As part of its promise to investors to reduce costs by $1 billion, Qualcomm has started cutting around 1,500 jobs. Most of these layoffs will take place in California, but Bloomberg reports that there will be some losses in other locations.
Qualcomm, which employees around 33,800 employees globally, is set to file Worker Adjustment and Retraining Notification (WARN) notices with California in the next few days—a requirement when firms cut 50 or more employees within a 30-day period. It also requires that companies give affected employees 60 days’ notice before being let go.

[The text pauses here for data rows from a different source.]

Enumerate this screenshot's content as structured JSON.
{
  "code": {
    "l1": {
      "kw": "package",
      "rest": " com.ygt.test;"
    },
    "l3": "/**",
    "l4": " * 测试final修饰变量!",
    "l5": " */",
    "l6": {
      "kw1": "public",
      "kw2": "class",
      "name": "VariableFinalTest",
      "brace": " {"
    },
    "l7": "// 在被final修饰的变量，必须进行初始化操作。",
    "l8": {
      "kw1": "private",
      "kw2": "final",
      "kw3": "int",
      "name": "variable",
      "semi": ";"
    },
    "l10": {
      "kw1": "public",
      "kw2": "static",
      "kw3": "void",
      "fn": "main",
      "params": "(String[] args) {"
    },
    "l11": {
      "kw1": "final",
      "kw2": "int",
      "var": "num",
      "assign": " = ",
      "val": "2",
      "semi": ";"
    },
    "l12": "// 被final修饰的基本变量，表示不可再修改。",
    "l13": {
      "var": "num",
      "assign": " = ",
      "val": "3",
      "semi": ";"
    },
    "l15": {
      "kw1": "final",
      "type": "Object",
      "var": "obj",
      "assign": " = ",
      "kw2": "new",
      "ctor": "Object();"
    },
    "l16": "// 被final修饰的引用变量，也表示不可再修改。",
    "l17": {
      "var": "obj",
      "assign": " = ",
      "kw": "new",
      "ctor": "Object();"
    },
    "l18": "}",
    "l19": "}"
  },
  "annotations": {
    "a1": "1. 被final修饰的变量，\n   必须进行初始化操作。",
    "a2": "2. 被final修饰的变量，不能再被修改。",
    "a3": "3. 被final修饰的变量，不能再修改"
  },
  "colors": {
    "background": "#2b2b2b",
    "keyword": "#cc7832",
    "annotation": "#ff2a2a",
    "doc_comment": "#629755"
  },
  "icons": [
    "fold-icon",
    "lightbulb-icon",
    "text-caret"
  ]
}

“We first evaluated non-headcount expense reductions, but we concluded that a workforce reduction is needed to support long-term growth and success, which will ultimately benefit all our stakeholders,” Qualcomm said, in a statement.
Qualcomm, which eliminated thousands of jobs back in 2015, has been going through a tough time recently. It promised to cut $1 billion from its expenses as part of the plan to fight off a hostile takeover bid from Singapore-based rival Broadcom—a move supported by shareholders but ultimately blocked by the Trump administration over national security concerns. Despite the government intervention, management must still live up to the promise, which should help ease its financial concerns.
The chipmaker’s earnings have tumbled since its legal battles with Apple began; it saw a 90 percent drop in profit during Q4 2017. Qualcomm's problems were compounded by a $1.2 billion EU fine in January for violating antitrust laws, and it’s looking increasingly likely that Apple will drop Qualcomm’s tech from its future products, turning to Intel and MediaTek for its modem chips instead.
When asked about the cuts, Qualcomm gave the following statement:
As part of the cost reduction plan announced in January, Qualcomm is conducting a reduction of our full-time and temporary workforce.
A workforce reduction, such as this one, affects not only those employees who are part of the reduction, but their families, co-workers and the community. We recognize this and have offered affected employees supportive severance packages to reduce the impact of this transition on them.
We first evaluated non-headcount expense reductions, but we concluded that a workforce reduction is needed to support long-term growth and success, which will ultimately benefit all our stakeholders.